* The task
If a line in the records contains the string "name", show that line.

* The data
--- START ---

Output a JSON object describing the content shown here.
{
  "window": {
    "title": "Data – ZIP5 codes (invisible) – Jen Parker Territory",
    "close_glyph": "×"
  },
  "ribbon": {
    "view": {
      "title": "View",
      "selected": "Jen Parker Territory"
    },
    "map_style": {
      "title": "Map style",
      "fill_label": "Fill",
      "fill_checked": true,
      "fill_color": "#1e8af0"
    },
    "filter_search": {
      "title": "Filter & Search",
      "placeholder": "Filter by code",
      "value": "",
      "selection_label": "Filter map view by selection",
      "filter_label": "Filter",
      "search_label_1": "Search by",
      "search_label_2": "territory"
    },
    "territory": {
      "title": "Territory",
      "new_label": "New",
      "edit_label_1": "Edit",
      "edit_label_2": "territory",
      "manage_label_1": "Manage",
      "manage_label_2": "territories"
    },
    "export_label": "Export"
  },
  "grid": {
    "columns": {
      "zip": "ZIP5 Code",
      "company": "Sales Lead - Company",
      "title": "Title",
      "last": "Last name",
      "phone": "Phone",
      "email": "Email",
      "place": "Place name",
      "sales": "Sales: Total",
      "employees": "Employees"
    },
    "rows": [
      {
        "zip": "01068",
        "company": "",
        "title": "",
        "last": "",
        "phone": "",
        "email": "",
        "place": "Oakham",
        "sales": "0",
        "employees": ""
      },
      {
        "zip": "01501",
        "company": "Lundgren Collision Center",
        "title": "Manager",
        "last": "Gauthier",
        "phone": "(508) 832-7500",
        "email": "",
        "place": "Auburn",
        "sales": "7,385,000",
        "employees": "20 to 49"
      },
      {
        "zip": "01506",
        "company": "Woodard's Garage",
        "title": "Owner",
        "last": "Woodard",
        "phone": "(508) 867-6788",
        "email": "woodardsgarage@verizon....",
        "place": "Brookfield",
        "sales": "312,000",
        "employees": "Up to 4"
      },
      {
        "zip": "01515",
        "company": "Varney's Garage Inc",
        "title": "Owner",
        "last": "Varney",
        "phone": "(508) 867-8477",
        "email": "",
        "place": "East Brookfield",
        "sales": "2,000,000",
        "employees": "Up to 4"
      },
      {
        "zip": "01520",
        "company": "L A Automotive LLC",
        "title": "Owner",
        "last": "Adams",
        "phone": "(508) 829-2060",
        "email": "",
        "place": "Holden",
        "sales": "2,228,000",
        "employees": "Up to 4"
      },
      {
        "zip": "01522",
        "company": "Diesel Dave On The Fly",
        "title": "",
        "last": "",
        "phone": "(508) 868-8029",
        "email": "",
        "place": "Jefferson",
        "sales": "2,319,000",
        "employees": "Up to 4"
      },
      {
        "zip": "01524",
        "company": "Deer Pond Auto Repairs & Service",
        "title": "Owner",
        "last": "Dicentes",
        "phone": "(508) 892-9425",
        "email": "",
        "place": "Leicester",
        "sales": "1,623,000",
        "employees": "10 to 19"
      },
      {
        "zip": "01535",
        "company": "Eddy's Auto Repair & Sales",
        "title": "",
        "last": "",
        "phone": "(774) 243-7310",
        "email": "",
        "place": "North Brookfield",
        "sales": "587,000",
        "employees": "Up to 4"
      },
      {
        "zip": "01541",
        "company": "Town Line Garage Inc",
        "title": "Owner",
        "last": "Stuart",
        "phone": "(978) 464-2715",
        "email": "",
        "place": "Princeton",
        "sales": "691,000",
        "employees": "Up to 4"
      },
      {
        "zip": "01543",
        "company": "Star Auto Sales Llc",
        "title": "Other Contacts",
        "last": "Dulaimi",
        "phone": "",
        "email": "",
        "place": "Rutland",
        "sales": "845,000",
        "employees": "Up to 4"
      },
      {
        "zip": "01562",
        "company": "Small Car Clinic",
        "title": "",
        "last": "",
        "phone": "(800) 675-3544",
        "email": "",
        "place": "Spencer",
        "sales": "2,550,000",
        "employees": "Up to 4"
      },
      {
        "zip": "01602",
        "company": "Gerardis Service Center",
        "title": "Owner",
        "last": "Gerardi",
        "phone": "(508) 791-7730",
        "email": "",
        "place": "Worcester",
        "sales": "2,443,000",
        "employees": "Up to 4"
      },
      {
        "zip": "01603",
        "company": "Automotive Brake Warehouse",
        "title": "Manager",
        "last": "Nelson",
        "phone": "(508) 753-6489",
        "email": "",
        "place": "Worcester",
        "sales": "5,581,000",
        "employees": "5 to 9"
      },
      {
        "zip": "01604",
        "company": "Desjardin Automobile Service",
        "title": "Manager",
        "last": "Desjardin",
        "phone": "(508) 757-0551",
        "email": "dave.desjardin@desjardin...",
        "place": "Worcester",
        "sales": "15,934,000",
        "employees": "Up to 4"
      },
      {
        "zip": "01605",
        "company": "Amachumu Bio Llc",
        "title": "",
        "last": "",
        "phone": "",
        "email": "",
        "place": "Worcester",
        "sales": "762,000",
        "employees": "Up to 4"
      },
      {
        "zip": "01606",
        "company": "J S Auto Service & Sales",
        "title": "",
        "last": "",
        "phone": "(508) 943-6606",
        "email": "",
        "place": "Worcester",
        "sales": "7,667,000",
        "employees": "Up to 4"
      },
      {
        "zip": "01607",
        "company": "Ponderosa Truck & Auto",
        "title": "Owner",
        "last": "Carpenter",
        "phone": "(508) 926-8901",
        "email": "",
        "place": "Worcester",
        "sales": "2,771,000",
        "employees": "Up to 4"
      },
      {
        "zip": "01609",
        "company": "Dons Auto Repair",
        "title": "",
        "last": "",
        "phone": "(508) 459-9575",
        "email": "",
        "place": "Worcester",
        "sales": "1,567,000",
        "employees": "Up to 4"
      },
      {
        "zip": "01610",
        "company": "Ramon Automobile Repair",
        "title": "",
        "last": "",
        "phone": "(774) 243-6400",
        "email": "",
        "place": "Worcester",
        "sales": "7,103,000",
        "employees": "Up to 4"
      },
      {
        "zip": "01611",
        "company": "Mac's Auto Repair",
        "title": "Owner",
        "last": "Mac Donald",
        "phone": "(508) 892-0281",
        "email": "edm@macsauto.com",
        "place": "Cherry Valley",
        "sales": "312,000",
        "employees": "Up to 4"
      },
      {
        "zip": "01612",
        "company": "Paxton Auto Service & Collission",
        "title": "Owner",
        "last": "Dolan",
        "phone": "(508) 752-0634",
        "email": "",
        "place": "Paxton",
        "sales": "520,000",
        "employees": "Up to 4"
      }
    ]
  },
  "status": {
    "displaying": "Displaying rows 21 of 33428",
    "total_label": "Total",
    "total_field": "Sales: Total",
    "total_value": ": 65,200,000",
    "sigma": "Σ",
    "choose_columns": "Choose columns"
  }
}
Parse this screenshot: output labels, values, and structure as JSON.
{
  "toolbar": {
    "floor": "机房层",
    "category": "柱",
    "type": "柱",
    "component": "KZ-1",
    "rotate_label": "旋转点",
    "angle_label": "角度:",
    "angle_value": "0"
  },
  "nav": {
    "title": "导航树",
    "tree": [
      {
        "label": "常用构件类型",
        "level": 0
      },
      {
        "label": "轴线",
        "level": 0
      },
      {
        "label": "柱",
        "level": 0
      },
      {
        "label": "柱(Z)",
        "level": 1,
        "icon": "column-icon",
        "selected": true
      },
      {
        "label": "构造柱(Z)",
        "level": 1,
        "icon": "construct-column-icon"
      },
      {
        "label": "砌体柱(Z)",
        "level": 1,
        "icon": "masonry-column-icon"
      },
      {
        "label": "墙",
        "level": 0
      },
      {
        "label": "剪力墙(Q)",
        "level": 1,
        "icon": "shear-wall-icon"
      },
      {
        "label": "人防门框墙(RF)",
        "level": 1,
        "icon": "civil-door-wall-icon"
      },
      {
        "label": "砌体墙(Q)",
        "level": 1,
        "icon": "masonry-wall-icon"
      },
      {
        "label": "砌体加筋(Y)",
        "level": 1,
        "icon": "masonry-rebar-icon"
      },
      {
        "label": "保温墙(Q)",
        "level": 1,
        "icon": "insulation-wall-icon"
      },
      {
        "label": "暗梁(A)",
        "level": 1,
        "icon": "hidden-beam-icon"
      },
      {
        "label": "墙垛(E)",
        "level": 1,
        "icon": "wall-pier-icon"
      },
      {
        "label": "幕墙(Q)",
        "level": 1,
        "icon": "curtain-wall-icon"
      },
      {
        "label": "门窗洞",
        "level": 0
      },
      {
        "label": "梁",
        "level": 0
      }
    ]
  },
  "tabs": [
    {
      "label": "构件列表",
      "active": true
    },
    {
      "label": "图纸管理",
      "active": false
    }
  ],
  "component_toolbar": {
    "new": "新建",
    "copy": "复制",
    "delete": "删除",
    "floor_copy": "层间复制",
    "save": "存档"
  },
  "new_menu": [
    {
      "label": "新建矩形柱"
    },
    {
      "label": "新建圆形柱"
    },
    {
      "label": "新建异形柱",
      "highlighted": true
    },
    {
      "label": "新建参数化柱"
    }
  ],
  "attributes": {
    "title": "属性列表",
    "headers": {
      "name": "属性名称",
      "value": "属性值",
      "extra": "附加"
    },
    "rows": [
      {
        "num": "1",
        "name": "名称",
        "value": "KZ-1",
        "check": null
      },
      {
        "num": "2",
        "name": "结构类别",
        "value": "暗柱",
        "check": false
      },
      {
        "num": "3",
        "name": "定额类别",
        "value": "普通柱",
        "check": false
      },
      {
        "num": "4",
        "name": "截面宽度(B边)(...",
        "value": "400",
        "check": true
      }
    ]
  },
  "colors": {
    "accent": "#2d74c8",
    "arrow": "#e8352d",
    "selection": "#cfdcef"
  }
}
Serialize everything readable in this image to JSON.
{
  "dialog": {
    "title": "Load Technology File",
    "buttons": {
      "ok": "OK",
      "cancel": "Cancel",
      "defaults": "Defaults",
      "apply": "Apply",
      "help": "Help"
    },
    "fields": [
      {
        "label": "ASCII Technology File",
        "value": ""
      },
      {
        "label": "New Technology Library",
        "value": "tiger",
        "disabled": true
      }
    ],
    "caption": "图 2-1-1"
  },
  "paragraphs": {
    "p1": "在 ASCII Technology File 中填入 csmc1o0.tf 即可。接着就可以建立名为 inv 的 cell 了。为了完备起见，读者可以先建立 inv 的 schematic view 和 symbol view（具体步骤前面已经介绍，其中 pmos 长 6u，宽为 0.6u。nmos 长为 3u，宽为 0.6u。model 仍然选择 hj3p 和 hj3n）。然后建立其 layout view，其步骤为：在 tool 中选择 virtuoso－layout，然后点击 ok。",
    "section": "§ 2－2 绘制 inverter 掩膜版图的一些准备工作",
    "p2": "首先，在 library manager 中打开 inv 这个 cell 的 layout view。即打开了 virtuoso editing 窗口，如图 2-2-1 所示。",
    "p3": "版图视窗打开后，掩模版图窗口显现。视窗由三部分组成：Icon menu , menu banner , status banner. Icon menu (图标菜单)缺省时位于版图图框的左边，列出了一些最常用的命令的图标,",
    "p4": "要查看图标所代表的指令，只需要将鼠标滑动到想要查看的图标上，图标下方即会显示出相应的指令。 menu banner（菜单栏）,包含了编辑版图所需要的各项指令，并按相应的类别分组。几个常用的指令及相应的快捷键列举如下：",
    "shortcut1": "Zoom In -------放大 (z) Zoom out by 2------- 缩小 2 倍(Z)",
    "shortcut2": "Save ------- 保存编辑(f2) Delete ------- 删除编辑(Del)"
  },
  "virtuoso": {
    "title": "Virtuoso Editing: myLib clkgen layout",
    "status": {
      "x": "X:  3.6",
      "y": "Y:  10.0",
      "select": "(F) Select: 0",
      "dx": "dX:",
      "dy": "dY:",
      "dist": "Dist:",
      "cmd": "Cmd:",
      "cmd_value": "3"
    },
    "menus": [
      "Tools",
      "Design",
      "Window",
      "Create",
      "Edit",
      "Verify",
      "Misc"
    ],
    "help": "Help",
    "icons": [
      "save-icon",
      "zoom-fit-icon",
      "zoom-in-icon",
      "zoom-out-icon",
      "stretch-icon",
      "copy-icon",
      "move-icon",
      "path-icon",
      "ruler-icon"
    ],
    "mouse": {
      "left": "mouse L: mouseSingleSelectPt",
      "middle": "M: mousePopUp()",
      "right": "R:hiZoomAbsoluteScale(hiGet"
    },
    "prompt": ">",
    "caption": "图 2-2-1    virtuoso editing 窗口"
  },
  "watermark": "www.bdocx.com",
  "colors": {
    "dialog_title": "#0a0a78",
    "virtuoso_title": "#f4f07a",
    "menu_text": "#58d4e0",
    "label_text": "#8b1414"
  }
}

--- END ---

* Completed task
      "last": "Last name",
      "place": "Place name",
      "name": "属性名称",
        "name": "名称",
        "name": "结构类别",
        "name": "定额类别",
        "name": "截面宽度(B边)(...",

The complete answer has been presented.